The use of landmark-based wayfinding strategies across the adult lifespan
Authors: De Condappa

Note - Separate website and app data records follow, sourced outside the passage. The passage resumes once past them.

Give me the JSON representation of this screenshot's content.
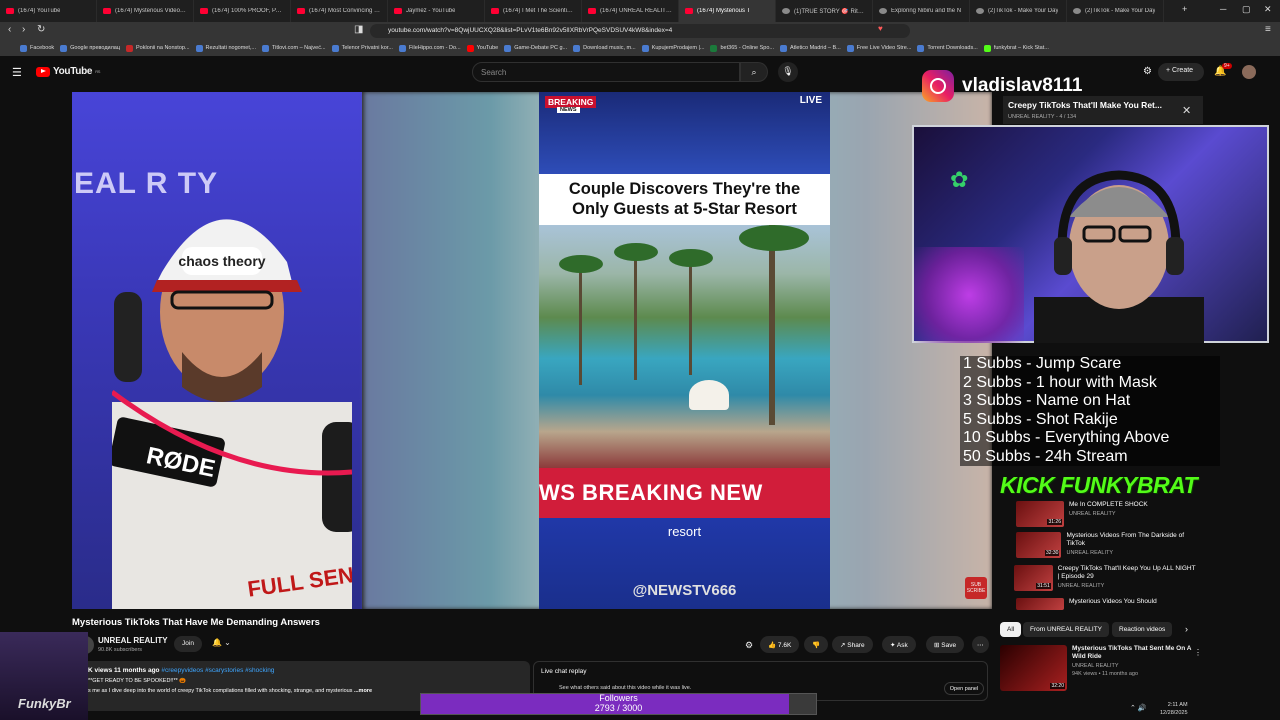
{
  "browser": {
    "tabs": [
      {
        "label": "(1674) YouTube",
        "active": false
      },
      {
        "label": "(1674) Mysterious Videos F",
        "active": false
      },
      {
        "label": "(1674) 100% PROOF, PARA",
        "active": false
      },
      {
        "label": "(1674) Most Convincing Ev",
        "active": false
      },
      {
        "label": "Jaymez - YouTube",
        "active": false
      },
      {
        "label": "(1674) I Met The Scientist T",
        "active": false
      },
      {
        "label": "(1674) UNREAL REALITY - Y",
        "active": false
      },
      {
        "label": "(1674) Mysterious T",
        "active": true
      },
      {
        "label": "(1)TRUE STORY 🎯 Ritonf",
        "active": false
      },
      {
        "label": "Exploring Nibiru and the N",
        "active": false
      },
      {
        "label": "(2)TikTok - Make Your Day",
        "active": false
      },
      {
        "label": "(2)TikTok - Make Your Day",
        "active": false
      }
    ],
    "url": "youtube.com/watch?v=8QwjUUCXQ28&list=PLvV1te6Bn92v5lIXRbVrPQeSVDSUV4kW8&index=4",
    "bookmarks": [
      "Facebook",
      "Google преводилац",
      "Poklonii na Nonstop...",
      "Rezultati nogomet,...",
      "Titlovi.com – Najveć...",
      "Telenor Privatni kor...",
      "FileHippo.com - Do...",
      "YouTube",
      "Game-Debate PC g...",
      "Download music, m...",
      "KupujemProdajem |...",
      "bet365 - Online Spo...",
      "Atletico Madrid – B...",
      "Free Live Video Stre...",
      "Torrent Downloads...",
      "funkybrat – Kick Stat..."
    ]
  },
  "youtube": {
    "logo": "YouTube",
    "logo_sup": "RS",
    "search_placeholder": "Search",
    "create_label": "Create",
    "notif_count": "9+"
  },
  "reel": {
    "breaking_tag": "BREAKING",
    "news_tag": "NEWS",
    "live_tag": "LIVE",
    "headline_line1": "Couple Discovers They're the",
    "headline_line2": "Only Guests at 5-Star Resort",
    "banner": "WS   BREAKING NEW",
    "caption": "resort",
    "handle": "@NEWSTV666"
  },
  "left_cam": {
    "bg_text": "EAL R  TY",
    "cap_text": "chaos theory",
    "mic_brand": "RØDE",
    "shirt_text": "FULL SEND"
  },
  "overlay": {
    "instagram_handle": "vladislav8111",
    "rewards": [
      "1 Subbs - Jump Scare",
      "2 Subbs - 1 hour with Mask",
      "3 Subbs - Name on Hat",
      "5 Subbs - Shot Rakije",
      "10 Subbs - Everything Above",
      "50 Subbs - 24h Stream"
    ],
    "kick_text": "KICK FUNKYBRAT",
    "followers_label": "Followers",
    "followers_count": "2793 / 3000",
    "followers_progress": 0.931,
    "bottom_left_brand": "FunkyBr"
  },
  "playlist": {
    "title": "Creepy TikToks That'll Make You Ret...",
    "subtitle": "UNREAL REALITY - 4 / 134",
    "items": [
      {
        "num": "",
        "title": "Me In COMPLETE SHOCK",
        "channel": "UNREAL REALITY",
        "duration": "31:26"
      },
      {
        "num": "",
        "title": "Mysterious Videos From The Darkside of TikTok",
        "channel": "UNREAL REALITY",
        "duration": "32:30"
      },
      {
        "num": "",
        "title": "Creepy TikToks That'll Keep You Up ALL NIGHT | Episode 29",
        "channel": "UNREAL REALITY",
        "duration": "31:51"
      },
      {
        "num": "",
        "title": "Mysterious Videos You Should",
        "channel": "",
        "duration": ""
      }
    ]
  },
  "video": {
    "title": "Mysterious TikToks That Have Me Demanding Answers",
    "channel": "UNREAL REALITY",
    "subscribers": "90.8K subscribers",
    "join_label": "Join",
    "likes": "7.6K",
    "share_label": "Share",
    "ask_label": "Ask",
    "save_label": "Save",
    "views_line": "K views  11 months ago",
    "hashtags": "#creepyvideos #scarystories #shocking",
    "desc_line1": "**GET READY TO BE SPOOKED!!** 🎃",
    "desc_line2": "s me as I dive deep into the world of creepy TikTok compilations filled with shocking, strange, and mysterious",
    "desc_more": "...more"
  },
  "chat": {
    "title": "Live chat replay",
    "subtitle": "See what others said about this video while it was live.",
    "open_panel": "Open panel"
  },
  "chips": [
    "All",
    "From UNREAL REALITY",
    "Reaction videos"
  ],
  "recommendation": {
    "title": "Mysterious TikToks That Sent Me On A Wild Ride",
    "channel": "UNREAL REALITY",
    "meta": "94K views • 11 months ago",
    "duration": "32:20"
  },
  "tray": {
    "time": "2:11 AM",
    "date": "12/28/2025"
  },
  "colors": {
    "youtube_red": "#ff0000",
    "kick_green": "#53fc18",
    "followers_bar": "#7b2cbf",
    "breaking_red": "#d11d3a"
  }
}
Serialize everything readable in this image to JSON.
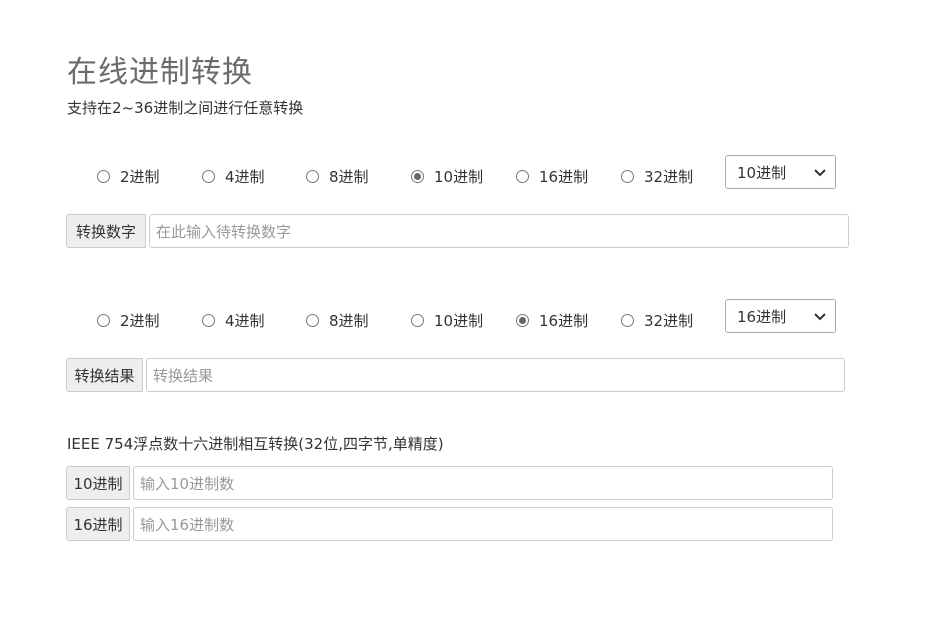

Individuals can employ different landmark-based wayfinding strategies to acquire spatial knowledge and support navigation. Allocentric strategy use is associated with a cognitive representation of a learned environment that allows flexible navigation, while egocentric strategy use is associated with uni-directional knowledge that only supports accurate navigation in tasks that involve reproducing learned behaviours. While many studies have investigated strategy use during navigation, how strategy use develops during spatial learning remains under- researched. Therefore, this thesis primarily investigated the processes underlying strategy selection. Participants’ strategy preference during various navigation tasks, including a novel strategy assessment paradigm developed specifically for this research, revealed that individuals adopt the most accurate strategy available – be it allocentric or egocentric – in accordance with the demands of the concurrent navigation task. Interestingly, when allocentric knowledge was required for accurate navigation, participants initially employed a suboptimal egocentric strategy before switching to an allocentric strategy, suggesting that egocentric knowledge precedes allocentric knowledge. Finally, participants were not subject to performance-related decrements associated with the effort of switching strategies. Interestingly, during spatial learning, participants acquired spatial knowledge related to alternative strategies, and selectively encoded landmarks that were compatible with the use of multiple strategies, which may explain why switching wayfinding strategies is cognitively efficient. This thesis also investigated the effects of aging on strategy selection. Strategy preference changes across the adult lifespan, with decreasing allocentric strategy use primarily attributed to reduced hippocampal function, and impaired egocentric strategy use associated with age-related learning and memory deficits. Analysis revealed that older adults exhibited a task-independent preference for egocentric strategy use, and therefore experienced difficulty with tasks that required allocentric knowledge. However, when egocentric strategy use most efficiently supported accurate navigation, younger and older adults performed similarly, suggesting that egocentric strategy use is largely unaffected by aging. Finally, age differences in strategy preference and spatial learning were observed when the most efficient route learning strategy differed between decision points, supporting findings of increasing susceptibility to switching costs with age. In summary, young adults flexibly employ a variety of strategies to optimise navigational efficacy, while older adults' strategy choices are affected by age-related difficulties with allocentric strategy use and increased vulnerability to strategy switching costs.